Patrick Leigh Fermor’s A Time of Gifts is an account of how, at 18, he walked from the Hook of Holland to Constantinople. This was in the 1930s. Self finally got to it just a few years ago.
Fermor documented a time and place that, several years later, would be destroyed forever. A Time of Gifts is a wonderful book. Self will never, ever forget it.
Now, she is trying to catch up on her Economist reading, and she ends up lingering in the Books section, where there is a review of a posthumously published volume (Fermor died two years ago, at age 96).
Reading the review, self learns that Fermor wrote a second book, Between the Woods and the Water, which “covered his 1934 walk through Hungary and Transylvania, where he was as much at home in hayricks as in the hovels of gypsies.” Oh, joy! Self immediately added this book to her reading list.
But the third book, the posthumously published The Broken Road: From the Iron Gates to Mount Athos, is also fascinating.

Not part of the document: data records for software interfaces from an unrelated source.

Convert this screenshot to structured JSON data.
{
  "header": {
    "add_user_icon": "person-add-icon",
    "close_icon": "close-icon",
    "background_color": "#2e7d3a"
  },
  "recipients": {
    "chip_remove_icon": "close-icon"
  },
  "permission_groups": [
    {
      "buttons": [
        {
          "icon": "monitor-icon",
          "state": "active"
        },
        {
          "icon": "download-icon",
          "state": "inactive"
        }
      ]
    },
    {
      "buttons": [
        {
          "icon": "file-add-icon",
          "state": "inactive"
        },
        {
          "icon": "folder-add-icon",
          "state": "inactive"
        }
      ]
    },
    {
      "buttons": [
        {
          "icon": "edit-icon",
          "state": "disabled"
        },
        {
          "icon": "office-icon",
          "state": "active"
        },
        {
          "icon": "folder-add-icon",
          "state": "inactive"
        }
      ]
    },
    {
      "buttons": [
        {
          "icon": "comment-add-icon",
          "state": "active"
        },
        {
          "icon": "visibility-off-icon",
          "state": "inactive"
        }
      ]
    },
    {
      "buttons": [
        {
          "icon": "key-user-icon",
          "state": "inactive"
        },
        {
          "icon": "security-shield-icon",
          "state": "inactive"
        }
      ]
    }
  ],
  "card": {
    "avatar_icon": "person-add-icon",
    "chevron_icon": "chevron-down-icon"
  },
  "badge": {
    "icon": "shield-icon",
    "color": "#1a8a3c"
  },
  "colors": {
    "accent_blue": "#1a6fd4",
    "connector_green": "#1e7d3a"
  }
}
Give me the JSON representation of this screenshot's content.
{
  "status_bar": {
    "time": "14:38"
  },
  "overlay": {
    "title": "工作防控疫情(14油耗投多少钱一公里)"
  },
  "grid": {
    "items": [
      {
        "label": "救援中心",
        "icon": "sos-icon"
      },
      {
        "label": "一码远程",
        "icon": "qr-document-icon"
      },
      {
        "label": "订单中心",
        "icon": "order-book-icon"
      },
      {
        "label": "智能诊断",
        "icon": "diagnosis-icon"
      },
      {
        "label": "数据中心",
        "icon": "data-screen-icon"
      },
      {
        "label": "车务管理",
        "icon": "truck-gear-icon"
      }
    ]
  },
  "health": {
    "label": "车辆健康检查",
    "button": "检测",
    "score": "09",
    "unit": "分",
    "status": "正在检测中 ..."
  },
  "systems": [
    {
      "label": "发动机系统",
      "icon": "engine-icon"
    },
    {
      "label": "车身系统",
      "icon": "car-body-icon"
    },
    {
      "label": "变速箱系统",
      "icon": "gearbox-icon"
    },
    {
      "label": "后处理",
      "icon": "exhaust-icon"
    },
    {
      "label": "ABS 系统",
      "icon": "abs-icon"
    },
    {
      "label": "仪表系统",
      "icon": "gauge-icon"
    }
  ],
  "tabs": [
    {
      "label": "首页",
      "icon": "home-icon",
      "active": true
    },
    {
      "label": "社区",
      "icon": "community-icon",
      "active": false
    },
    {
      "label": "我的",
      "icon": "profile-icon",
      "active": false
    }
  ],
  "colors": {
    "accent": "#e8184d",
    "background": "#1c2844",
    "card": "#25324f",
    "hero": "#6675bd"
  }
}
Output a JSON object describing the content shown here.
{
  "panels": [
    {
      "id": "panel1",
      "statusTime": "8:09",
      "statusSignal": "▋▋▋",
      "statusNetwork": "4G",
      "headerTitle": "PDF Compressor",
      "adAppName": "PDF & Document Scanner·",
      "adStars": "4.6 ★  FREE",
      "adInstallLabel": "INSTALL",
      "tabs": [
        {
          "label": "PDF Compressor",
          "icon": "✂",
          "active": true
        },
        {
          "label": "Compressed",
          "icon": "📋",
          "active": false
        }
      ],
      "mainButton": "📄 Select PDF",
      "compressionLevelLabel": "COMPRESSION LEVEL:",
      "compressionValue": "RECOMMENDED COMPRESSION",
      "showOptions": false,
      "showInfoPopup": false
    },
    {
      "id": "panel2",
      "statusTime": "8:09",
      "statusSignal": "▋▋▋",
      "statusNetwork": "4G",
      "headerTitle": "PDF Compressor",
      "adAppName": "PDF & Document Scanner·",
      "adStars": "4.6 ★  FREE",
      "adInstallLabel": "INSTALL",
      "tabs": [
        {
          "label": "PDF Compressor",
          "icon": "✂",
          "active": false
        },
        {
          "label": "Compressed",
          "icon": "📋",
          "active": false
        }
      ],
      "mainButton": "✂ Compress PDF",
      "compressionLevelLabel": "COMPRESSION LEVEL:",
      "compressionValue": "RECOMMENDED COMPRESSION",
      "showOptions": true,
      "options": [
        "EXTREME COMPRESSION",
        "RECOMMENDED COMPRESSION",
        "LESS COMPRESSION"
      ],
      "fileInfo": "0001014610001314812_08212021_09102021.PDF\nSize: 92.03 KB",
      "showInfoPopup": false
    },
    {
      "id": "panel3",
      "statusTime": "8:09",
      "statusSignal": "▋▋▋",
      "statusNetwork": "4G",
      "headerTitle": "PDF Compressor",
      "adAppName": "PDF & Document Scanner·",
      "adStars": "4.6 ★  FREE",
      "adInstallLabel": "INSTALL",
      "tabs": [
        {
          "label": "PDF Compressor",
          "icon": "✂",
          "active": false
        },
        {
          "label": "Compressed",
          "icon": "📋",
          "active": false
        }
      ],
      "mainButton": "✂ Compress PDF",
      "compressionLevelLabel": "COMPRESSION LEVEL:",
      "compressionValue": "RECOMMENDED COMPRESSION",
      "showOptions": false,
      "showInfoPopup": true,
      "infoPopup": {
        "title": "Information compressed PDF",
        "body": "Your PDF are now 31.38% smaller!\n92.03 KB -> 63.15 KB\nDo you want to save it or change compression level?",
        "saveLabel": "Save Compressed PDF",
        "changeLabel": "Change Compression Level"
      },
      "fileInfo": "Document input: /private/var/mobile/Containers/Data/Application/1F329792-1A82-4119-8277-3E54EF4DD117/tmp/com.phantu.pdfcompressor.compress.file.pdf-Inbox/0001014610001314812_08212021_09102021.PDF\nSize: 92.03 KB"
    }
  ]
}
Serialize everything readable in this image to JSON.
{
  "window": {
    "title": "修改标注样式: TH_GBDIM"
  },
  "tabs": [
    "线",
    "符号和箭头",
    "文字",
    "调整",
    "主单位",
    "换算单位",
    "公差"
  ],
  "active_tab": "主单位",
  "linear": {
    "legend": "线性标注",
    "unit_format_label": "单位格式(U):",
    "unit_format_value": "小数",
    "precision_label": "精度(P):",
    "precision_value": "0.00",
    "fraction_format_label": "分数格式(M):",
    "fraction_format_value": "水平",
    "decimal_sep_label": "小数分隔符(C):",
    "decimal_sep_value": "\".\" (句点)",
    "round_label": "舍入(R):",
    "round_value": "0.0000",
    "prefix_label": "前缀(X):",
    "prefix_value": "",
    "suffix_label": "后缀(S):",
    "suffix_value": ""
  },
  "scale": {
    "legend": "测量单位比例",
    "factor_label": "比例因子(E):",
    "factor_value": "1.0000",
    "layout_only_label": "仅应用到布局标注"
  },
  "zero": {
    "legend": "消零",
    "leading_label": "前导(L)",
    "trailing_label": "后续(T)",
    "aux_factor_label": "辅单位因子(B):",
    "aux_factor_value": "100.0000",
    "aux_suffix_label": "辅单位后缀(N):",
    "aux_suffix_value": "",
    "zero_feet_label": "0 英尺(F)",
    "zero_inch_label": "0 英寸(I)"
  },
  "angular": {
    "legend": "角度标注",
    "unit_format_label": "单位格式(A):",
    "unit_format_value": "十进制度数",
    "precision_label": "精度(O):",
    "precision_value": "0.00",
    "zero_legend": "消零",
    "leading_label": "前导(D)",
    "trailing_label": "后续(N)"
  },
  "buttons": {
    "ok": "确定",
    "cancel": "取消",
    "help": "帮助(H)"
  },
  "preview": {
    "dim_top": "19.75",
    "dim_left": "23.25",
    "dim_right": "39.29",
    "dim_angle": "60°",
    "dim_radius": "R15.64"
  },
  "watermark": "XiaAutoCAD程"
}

It is “the full contemporary account of his time at Mount Athos,” and while it lacks some of the “magic” of the earlier books, it “has an elegiac tone. None of the people described survives and the countries visited have undergone wars and revolutions, leaving them virtually unrecognisable.”
In other words, the various “tribes” of the Balkans and central Europe were every bit as endangered as the Native American tribes who ruled from sea to sea, or the native tribes of New Guinea and other parts less traveled.
Stay tuned, dear blog readers. Stay tuned.